Tablespoon: (Tbsp) Equivalent to 15cc (15ml).
Teaspoon: (tsp) Equivalent to 5cc (5ml).
Thyroid: Thyroid Gland: An organ with many veins. It is at the front of the neck. It is essential to normal body growth in infancy and childhood. It releases thyroid hormones - iodine-containing compounds that increase the rate of metabolism, affect body temperature, regulate protein, fat, and carbohydrate catabolism in all cells. They keep up growth hormone release, skeletal maturation, and heart rate, force, and output. They promote central nervous system growth, stimulate the making of many enzymes, and are necessary for muscle tone and vigor.
Topical: Most commonly 'topical application': Administration to the skin.
Trichomonas: Also known as Trichomonas vaginalis or "Trich", this is one of the most common sexually-transmitted diseases. It is caused by a parasite that thrives in the vaginal environment, usually transmitted by sexual contact but also in warm moist environments such as hot tubs. Trichomonas may affect not only the vagina but also the urinary tract of both women and men. Signs include: Vaginal irritation; a fishy odor; a greenish/yellow vaginal discharge; pain with intercourse and/or with urination. Some women may have no symptoms at all.
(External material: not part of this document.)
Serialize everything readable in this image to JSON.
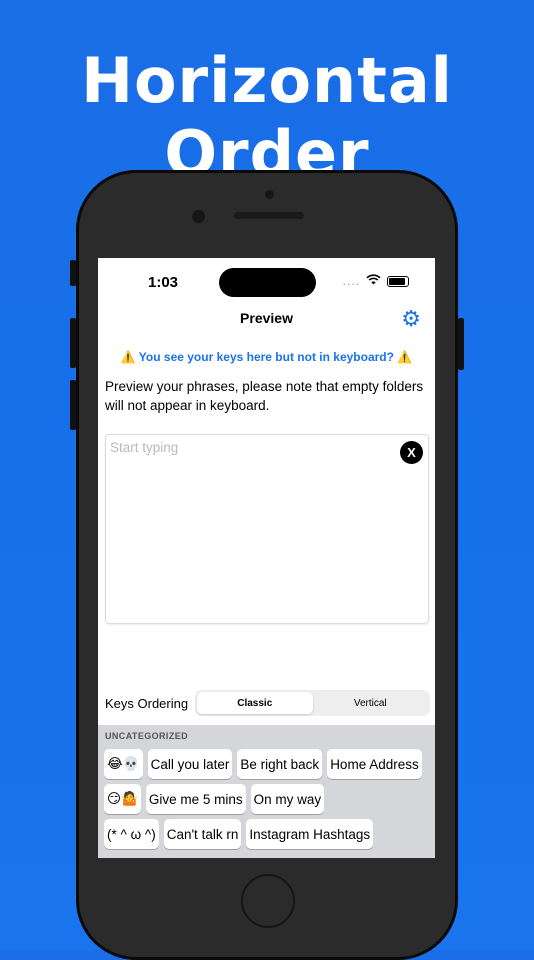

Trichomoniasis: Trichomoniasis is a sexually-transmitted infection caused by the single-cell protozoan parasite Trichomonas vaginalis. Symptoms include vaginal itching and pain, with a watery foamy greenish or yellow odorless discharge being frequently present. A clear urethral discharge is an early sign in the male.
Virus: Any of a vast group of minute structures composed of a protein coat and a core of DNA and/or RNA that reproduces in the cells of the infected host. Capable of infecting all animals and plants, causing devastating disease in immunocompromised individuals. Viruses are not affected by antibiotics, and are completely dependent upon the cells of the infected host for the ability to reproduce.
Yeast: A single-cell organism that may cause infection in the mouth, vagina, gastrointestinal tract, and any or all bodily parts. Common yeast infections include candidiasis and thrush.